Transition resource: “Eligibility and Service Delivery Policies: Differences Between IDEA Part C and IDEA Part B”

National Center for Hearing Assessment and Management (NCHAM) has developed a document which provides a snapshot overview of IDEA Part C and IDEA Part B policies in the following areas: Eligibility Criteria, Eligibility Determination, Types of Services, Service Settings, Service Recipients, Parental Rights, and System of Payments. It is intended as a resource to support transition between these programs for children who are deaf or hard of hearing. To download the document, please visit

Learn the Signs, Act Early: CDC Resources on ASD

Many children with autism spectrum disorder (ASD) are not being identified as early as they could be. Early identification is the most powerful tool we have right now to make a difference in the lives of children with ASD. The Center for Disease Control (CDC) has resources to help all children thrive: learn the signs, act early.

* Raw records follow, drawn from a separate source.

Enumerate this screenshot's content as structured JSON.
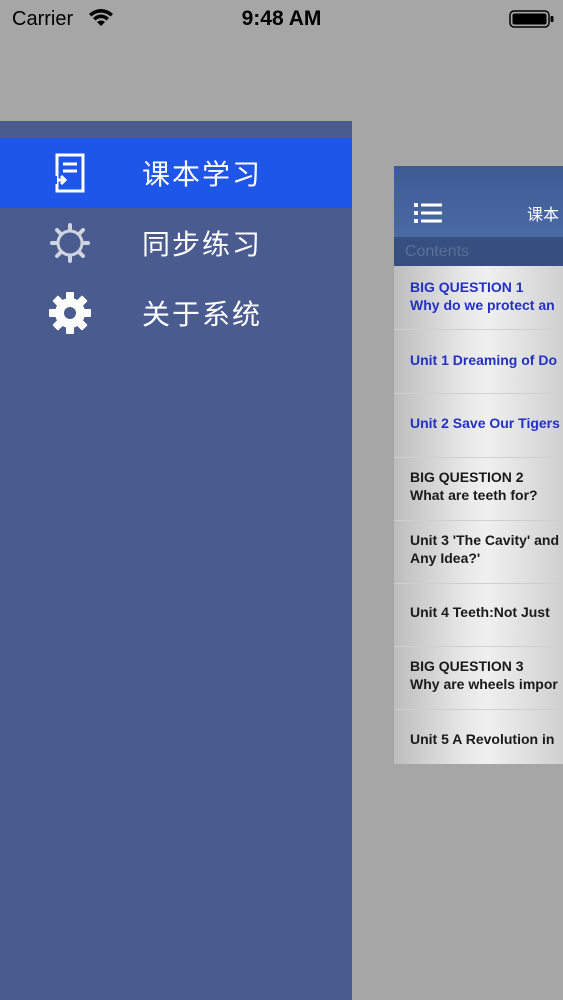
{
  "status_bar": {
    "carrier": "Carrier",
    "time": "9:48 AM"
  },
  "sidebar": {
    "items": [
      {
        "label": "课本学习",
        "icon": "textbook-icon",
        "active": true
      },
      {
        "label": "同步练习",
        "icon": "gear-outline-icon",
        "active": false
      },
      {
        "label": "关于系统",
        "icon": "gear-icon",
        "active": false
      }
    ]
  },
  "content": {
    "nav_title": "课本",
    "section_header": "Contents",
    "rows": [
      {
        "line1": "BIG QUESTION 1",
        "line2": "Why do we protect an",
        "style": "blue"
      },
      {
        "line1": "Unit 1 Dreaming of Do",
        "line2": "",
        "style": "blue"
      },
      {
        "line1": "Unit 2 Save Our Tigers",
        "line2": "",
        "style": "blue"
      },
      {
        "line1": "BIG QUESTION 2",
        "line2": "What are teeth for?",
        "style": "dark"
      },
      {
        "line1": "Unit 3 'The Cavity' and",
        "line2": "Any Idea?'",
        "style": "dark"
      },
      {
        "line1": "Unit 4 Teeth:Not Just",
        "line2": "",
        "style": "dark"
      },
      {
        "line1": "BIG QUESTION 3",
        "line2": "Why are wheels impor",
        "style": "dark"
      },
      {
        "line1": "Unit 5 A Revolution in",
        "line2": "",
        "style": "dark"
      }
    ]
  },
  "colors": {
    "sidebar_bg": "#4a5c8f",
    "active_item_bg": "#1f56ea",
    "link_blue": "#2230c8"
  }
}
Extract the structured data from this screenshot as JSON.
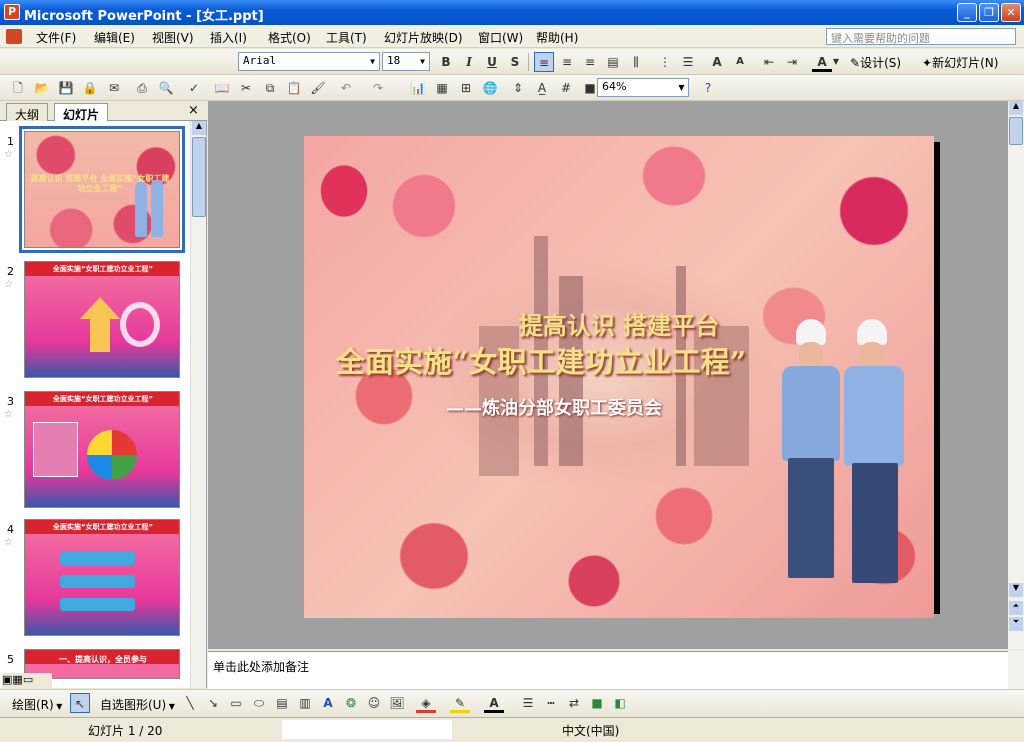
{
  "window": {
    "title": "Microsoft PowerPoint - [女工.ppt]",
    "app_icon": "P"
  },
  "menu": {
    "items": [
      "文件(F)",
      "编辑(E)",
      "视图(V)",
      "插入(I)",
      "格式(O)",
      "工具(T)",
      "幻灯片放映(D)",
      "窗口(W)",
      "帮助(H)"
    ],
    "help_placeholder": "键入需要帮助的问题"
  },
  "format_toolbar": {
    "font": "Arial",
    "size": "18",
    "bold": "B",
    "italic": "I",
    "underline": "U",
    "shadow": "S",
    "design_label": "设计(S)",
    "new_slide_label": "新幻灯片(N)"
  },
  "standard_toolbar": {
    "zoom": "64%"
  },
  "panel": {
    "tab_outline": "大纲",
    "tab_slides": "幻灯片",
    "close": "×"
  },
  "thumbnails": [
    {
      "num": "1",
      "title": "提高认识 搭建平台 全面实施“女职工建功立业工程”"
    },
    {
      "num": "2",
      "title": "全面实施“女职工建功立业工程”"
    },
    {
      "num": "3",
      "title": "全面实施“女职工建功立业工程”"
    },
    {
      "num": "4",
      "title": "全面实施“女职工建功立业工程”"
    },
    {
      "num": "5",
      "title": "一、提高认识，全员参与"
    }
  ],
  "slide": {
    "line1": "提高认识  搭建平台",
    "line2": "全面实施“女职工建功立业工程”",
    "line3": "——炼油分部女职工委员会"
  },
  "notes": {
    "placeholder": "单击此处添加备注"
  },
  "draw_toolbar": {
    "draw_label": "绘图(R)",
    "autoshapes_label": "自选图形(U)"
  },
  "status": {
    "slide_info": "幻灯片 1 / 20",
    "language": "中文(中国)"
  },
  "colors": {
    "title_blue": "#0a5bd8",
    "slide_title_gold": "#f7e08a",
    "slide_bg_pink": "#e58a8f"
  }
}
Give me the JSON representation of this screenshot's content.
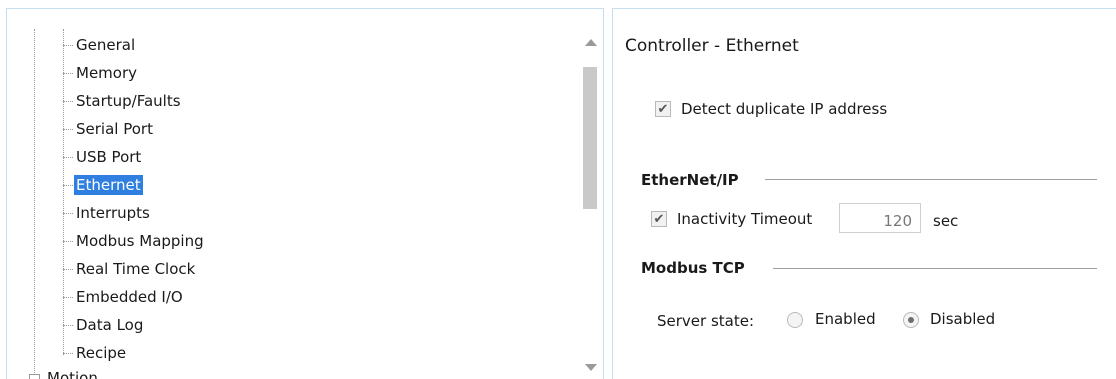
{
  "tree": {
    "items": [
      {
        "label": "General"
      },
      {
        "label": "Memory"
      },
      {
        "label": "Startup/Faults"
      },
      {
        "label": "Serial Port"
      },
      {
        "label": "USB Port"
      },
      {
        "label": "Ethernet",
        "selected": true
      },
      {
        "label": "Interrupts"
      },
      {
        "label": "Modbus Mapping"
      },
      {
        "label": "Real Time Clock"
      },
      {
        "label": "Embedded I/O"
      },
      {
        "label": "Data Log"
      },
      {
        "label": "Recipe"
      }
    ],
    "partial_item": "Motion",
    "selection_color": "#2f7fe0"
  },
  "settings": {
    "title": "Controller - Ethernet",
    "detect_duplicate_ip": {
      "label": "Detect duplicate IP address",
      "checked": true
    },
    "ethernet_ip": {
      "section_title": "EtherNet/IP",
      "inactivity_timeout": {
        "label": "Inactivity Timeout",
        "checked": true,
        "value": "120",
        "unit": "sec"
      }
    },
    "modbus_tcp": {
      "section_title": "Modbus TCP",
      "server_state_label": "Server state:",
      "options": [
        {
          "label": "Enabled",
          "checked": false
        },
        {
          "label": "Disabled",
          "checked": true
        }
      ]
    }
  }
}
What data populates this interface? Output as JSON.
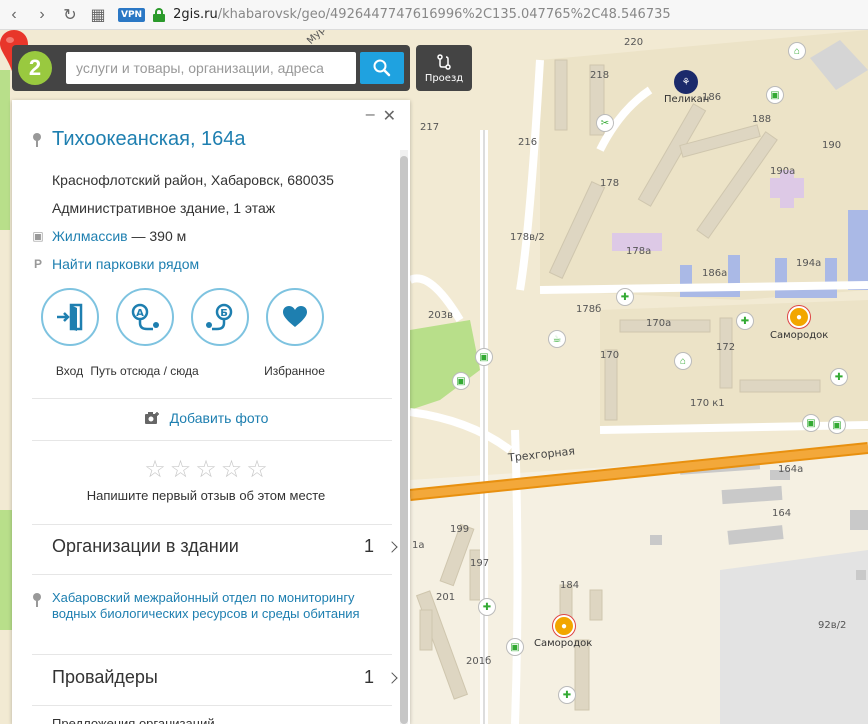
{
  "browser": {
    "url_host": "2gis.ru",
    "url_path": "/khabarovsk/geo/4926447747616996%2C135.047765%2C48.546735",
    "vpn_label": "VPN"
  },
  "search": {
    "placeholder": "услуги и товары, организации, адреса",
    "route_label": "Проезд"
  },
  "place": {
    "title": "Тихоокеанская, 164а",
    "address": "Краснофлотский район, Хабаровск, 680035",
    "description": "Административное здание, 1 этаж",
    "transit_stop": "Жилмассив",
    "transit_distance": " — 390 м",
    "parking_link": "Найти парковки рядом"
  },
  "actions": [
    {
      "label": "Вход"
    },
    {
      "label": "Путь отсюда / сюда"
    },
    {
      "label": "Избранное"
    }
  ],
  "add_photo": "Добавить фото",
  "review": {
    "hint": "Напишите первый отзыв об этом месте",
    "stars_filled": 0,
    "stars_total": 5
  },
  "sections": {
    "organizations": {
      "name": "Организации в здании",
      "count": "1"
    },
    "org_entry": "Хабаровский межрайонный отдел по мониторингу водных биологических ресурсов и среды обитания",
    "providers": {
      "name": "Провайдеры",
      "count": "1"
    },
    "next_section": "Предложения организаций"
  },
  "map": {
    "street_label": "Трехгорная",
    "street_top": "Мур",
    "poi": {
      "pelican": "Пеликан",
      "samorodok1": "Самородок",
      "samorodok2": "Самородок"
    },
    "house_numbers": {
      "h220": "220",
      "h218": "218",
      "h186": "186",
      "h188": "188",
      "h190": "190",
      "h217": "217",
      "h216": "216",
      "h178": "178",
      "h190a": "190а",
      "h178v2": "178в/2",
      "h178a": "178а",
      "h186a": "186а",
      "h194a": "194а",
      "h178b": "178б",
      "h170a": "170а",
      "h203v": "203в",
      "h170": "170",
      "h172": "172",
      "h170k1": "170 к1",
      "h164a": "164а",
      "h164": "164",
      "h199": "199",
      "h197": "197",
      "h184": "184",
      "h201": "201",
      "h201b": "201б",
      "h92v2": "92в/2",
      "h1a": "1а"
    },
    "colors": {
      "background": "#f2ead3",
      "road_orange": "#e8900f",
      "park_green": "#b8df8a",
      "water_blue": "#aab9e6",
      "building": "#d9d2c0",
      "accent_blue": "#1fa2e0",
      "marker_red": "#e8362a"
    }
  }
}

Additionally, a new report from NCBDDD’s Autism and Developmental Disabilities Monitoring (ADDM) Network shows that many children are living with autism spectrum disorder (ASD) who need services and support, both now and as they grow into adolescence and adulthood. More can be done to ensure that children with ASD are evaluated as soon as possible after developmental concerns are recognized. For more information, we invite you to read the report or a summary of the key findings.

Research Participation Opportunity
IU survey
Do you know a Family with a Toddler aged 16 to 36 with Autism or Other Developmental Concerns?

A research team at Indiana University is developing an instrument to assess parents’ views of their potential to support their toddlers’ social communication. They are asking your help to distribute a letter to parents of toddlers aged 16 to 36 months with autism or other developmental concerns. If you know a family who may fit these criteria, please share the following letter for them to learn more:

Upcoming Events
Upcoming Events
Upcoming Events from EITP and others

To view upcoming events sponsored by EITP only, please visit

For a list of online trainings offered by EITP, please visit our EITP Online Events Calendar.

For a list of events sponsored by other entities (non-EITP events), please see the Non-EITP Events Calendar.

MFLN event
MFLN Upcoming Events and Save the Date

The Military Family Learning Network has the following upcoming events in June 2016:

June 23, 2016: Webinar “Engaging Families to Focus on Intervention Strategies" Free Illinois EI CEs worth 1.5 hrs! Registration and additional information available at

June 29, 2016: Follow Up Lunch and Learn “Lunch & Learn:  Engaging Families in Early Intervention" Free Illinois EI CEs worth 1.0 hour! Registratrion and additional information available at

MFLN also asks you to “Save the Dates” for their upcoming learning events around “Strengthening the Family Core” on September 1, 8, 15, & 22 from 11:00 am -12:30 pm EST.  Events in this seriers will offer NASW CE credit.